Dataset content:
★ ★ ★ ★ ★
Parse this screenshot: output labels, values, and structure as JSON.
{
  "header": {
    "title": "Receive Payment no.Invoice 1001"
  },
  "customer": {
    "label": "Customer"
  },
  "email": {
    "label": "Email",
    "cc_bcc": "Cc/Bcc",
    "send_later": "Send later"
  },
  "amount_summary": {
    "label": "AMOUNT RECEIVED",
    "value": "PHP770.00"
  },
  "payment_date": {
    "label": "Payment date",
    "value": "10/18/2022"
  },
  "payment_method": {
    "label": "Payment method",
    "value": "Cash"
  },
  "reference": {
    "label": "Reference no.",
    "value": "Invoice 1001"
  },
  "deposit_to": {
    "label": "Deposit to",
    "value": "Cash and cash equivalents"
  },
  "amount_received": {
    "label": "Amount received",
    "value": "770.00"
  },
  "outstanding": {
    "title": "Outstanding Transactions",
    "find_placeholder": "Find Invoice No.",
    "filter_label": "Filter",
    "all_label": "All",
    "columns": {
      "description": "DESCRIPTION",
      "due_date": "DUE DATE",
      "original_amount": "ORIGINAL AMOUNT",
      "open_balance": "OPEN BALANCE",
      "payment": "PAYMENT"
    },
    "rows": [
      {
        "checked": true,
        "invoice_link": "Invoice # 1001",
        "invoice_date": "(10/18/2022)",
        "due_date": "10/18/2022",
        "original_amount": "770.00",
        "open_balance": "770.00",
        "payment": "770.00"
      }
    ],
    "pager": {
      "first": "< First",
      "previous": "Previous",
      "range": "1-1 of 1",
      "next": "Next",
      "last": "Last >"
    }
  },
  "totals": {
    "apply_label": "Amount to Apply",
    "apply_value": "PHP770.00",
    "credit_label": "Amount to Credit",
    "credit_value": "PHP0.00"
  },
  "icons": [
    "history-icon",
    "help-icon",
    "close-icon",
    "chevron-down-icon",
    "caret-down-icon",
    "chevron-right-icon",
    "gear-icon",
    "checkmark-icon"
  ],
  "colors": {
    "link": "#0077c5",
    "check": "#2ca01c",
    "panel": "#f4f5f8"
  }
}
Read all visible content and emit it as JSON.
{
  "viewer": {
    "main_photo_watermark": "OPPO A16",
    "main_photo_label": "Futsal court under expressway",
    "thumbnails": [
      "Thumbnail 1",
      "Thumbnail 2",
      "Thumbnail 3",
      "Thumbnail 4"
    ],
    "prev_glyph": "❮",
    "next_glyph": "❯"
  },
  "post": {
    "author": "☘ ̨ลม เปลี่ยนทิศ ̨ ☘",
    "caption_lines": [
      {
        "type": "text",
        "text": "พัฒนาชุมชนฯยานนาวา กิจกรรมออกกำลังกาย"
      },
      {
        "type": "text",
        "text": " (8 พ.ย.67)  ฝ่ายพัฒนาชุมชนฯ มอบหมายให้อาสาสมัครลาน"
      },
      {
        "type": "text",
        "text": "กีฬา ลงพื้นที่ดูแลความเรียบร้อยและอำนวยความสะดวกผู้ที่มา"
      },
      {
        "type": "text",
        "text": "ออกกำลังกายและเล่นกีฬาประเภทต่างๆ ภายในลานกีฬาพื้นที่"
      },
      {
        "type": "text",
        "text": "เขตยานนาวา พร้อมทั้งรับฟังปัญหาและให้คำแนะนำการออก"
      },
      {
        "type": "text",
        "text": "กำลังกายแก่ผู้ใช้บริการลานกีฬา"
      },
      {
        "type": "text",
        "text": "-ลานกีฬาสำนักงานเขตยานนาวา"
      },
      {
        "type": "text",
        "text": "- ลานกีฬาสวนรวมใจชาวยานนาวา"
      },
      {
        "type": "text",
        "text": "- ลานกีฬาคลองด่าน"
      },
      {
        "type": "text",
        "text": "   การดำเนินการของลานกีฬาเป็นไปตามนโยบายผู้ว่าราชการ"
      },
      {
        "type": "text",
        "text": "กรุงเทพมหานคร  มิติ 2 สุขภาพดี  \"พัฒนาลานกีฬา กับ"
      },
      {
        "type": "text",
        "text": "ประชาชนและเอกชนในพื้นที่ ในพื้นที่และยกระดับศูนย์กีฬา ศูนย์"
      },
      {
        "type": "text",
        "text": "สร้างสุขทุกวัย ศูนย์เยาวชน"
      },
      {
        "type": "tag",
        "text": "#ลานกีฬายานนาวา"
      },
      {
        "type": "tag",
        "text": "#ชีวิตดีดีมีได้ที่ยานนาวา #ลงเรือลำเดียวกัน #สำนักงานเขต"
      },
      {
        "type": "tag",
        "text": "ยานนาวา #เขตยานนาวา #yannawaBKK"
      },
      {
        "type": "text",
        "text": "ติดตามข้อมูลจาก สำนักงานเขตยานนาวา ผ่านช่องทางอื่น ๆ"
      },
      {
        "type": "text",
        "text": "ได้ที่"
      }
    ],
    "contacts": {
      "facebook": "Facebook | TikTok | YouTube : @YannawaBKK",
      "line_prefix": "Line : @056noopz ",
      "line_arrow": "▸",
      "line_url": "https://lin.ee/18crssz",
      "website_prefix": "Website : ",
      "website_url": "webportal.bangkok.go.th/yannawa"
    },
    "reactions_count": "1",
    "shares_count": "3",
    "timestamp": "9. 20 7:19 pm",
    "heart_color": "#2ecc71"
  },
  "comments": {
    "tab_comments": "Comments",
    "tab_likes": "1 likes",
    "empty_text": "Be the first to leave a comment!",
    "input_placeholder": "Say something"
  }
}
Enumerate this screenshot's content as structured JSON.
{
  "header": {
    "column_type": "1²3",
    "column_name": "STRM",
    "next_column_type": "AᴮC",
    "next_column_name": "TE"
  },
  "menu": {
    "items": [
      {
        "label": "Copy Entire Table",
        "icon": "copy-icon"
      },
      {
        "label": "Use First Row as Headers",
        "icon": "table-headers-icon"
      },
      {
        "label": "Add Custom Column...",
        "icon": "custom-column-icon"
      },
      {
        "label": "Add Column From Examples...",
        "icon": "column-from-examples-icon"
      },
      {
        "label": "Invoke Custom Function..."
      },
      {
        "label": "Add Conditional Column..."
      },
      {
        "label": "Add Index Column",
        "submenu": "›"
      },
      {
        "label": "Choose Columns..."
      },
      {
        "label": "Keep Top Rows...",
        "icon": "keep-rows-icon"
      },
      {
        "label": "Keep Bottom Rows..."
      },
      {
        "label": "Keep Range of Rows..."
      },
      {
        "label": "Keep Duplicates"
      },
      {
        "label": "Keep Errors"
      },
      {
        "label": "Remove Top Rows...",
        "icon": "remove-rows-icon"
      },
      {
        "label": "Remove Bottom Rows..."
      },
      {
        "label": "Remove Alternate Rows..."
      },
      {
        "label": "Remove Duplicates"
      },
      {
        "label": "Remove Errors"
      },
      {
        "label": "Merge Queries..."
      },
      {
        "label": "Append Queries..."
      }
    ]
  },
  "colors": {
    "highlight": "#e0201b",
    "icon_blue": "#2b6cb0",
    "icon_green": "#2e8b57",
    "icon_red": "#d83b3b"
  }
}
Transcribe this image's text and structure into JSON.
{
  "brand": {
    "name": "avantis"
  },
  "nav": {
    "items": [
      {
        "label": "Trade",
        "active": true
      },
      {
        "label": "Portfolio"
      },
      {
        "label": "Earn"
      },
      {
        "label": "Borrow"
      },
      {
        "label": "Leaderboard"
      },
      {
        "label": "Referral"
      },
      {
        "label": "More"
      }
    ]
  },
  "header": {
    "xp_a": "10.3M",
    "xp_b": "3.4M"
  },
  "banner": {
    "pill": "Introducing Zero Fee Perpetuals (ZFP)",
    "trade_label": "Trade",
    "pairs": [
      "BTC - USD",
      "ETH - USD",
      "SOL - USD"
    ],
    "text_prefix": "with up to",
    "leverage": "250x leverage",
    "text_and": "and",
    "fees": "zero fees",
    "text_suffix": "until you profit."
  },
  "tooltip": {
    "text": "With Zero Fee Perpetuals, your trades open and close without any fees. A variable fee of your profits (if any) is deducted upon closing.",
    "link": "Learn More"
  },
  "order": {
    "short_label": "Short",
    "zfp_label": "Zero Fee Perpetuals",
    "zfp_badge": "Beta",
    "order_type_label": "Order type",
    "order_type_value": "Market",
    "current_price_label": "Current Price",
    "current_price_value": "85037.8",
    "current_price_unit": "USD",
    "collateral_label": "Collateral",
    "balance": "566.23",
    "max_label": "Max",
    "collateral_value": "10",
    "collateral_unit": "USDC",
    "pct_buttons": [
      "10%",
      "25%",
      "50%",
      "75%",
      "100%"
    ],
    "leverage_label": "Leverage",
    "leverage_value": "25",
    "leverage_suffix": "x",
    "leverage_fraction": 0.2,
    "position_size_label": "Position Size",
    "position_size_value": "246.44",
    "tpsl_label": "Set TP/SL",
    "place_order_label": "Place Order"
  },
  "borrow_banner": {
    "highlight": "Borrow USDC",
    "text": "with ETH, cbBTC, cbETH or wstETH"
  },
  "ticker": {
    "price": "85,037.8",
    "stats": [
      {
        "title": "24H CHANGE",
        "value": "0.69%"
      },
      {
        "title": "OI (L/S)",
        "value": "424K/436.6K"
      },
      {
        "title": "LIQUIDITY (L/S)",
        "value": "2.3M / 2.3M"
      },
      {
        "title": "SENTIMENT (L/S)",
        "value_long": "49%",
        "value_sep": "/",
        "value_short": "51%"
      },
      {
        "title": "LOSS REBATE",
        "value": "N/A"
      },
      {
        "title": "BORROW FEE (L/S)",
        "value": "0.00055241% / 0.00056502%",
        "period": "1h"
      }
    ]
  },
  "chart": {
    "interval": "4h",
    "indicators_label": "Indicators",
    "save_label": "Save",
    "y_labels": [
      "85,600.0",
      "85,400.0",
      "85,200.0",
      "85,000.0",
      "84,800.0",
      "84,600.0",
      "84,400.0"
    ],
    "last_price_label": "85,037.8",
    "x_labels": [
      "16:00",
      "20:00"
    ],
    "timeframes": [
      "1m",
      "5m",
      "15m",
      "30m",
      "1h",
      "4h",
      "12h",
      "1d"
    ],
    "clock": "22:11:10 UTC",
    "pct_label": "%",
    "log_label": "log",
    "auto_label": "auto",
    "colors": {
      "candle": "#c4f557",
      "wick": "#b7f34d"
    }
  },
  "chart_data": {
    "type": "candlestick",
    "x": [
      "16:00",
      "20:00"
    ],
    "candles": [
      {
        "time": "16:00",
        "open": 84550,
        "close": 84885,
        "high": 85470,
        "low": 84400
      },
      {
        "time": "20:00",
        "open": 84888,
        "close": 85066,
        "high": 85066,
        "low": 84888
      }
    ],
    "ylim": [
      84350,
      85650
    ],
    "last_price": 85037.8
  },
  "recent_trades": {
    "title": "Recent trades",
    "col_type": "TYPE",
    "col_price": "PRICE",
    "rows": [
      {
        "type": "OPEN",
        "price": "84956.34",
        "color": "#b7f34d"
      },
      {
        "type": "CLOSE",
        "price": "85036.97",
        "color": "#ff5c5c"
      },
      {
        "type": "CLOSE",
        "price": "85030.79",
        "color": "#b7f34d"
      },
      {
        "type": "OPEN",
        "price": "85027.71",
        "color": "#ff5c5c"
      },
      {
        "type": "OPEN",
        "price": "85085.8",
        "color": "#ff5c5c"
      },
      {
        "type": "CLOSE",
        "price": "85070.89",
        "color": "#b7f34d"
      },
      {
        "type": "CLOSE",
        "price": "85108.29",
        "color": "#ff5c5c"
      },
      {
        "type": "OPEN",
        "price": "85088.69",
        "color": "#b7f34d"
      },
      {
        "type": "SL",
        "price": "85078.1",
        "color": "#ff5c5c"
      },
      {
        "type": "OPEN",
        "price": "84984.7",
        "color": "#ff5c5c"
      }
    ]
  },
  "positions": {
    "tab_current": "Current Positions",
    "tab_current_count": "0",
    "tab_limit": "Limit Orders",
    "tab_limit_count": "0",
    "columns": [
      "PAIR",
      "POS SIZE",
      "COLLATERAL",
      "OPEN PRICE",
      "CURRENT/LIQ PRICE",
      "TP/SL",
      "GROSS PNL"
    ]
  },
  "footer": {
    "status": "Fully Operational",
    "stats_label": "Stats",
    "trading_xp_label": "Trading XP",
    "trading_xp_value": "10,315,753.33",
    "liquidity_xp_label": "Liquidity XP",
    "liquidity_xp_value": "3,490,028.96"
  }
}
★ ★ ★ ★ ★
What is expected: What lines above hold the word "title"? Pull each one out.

Answer below:
    "title": "Receive Payment no.Invoice 1001"
    "title": "Outstanding Transactions",
        "title": "24H CHANGE",
        "title": "OI (L/S)",
        "title": "LIQUIDITY (L/S)",
        "title": "SENTIMENT (L/S)",
        "title": "LOSS REBATE",
        "title": "BORROW FEE (L/S)",
    "title": "Recent trades",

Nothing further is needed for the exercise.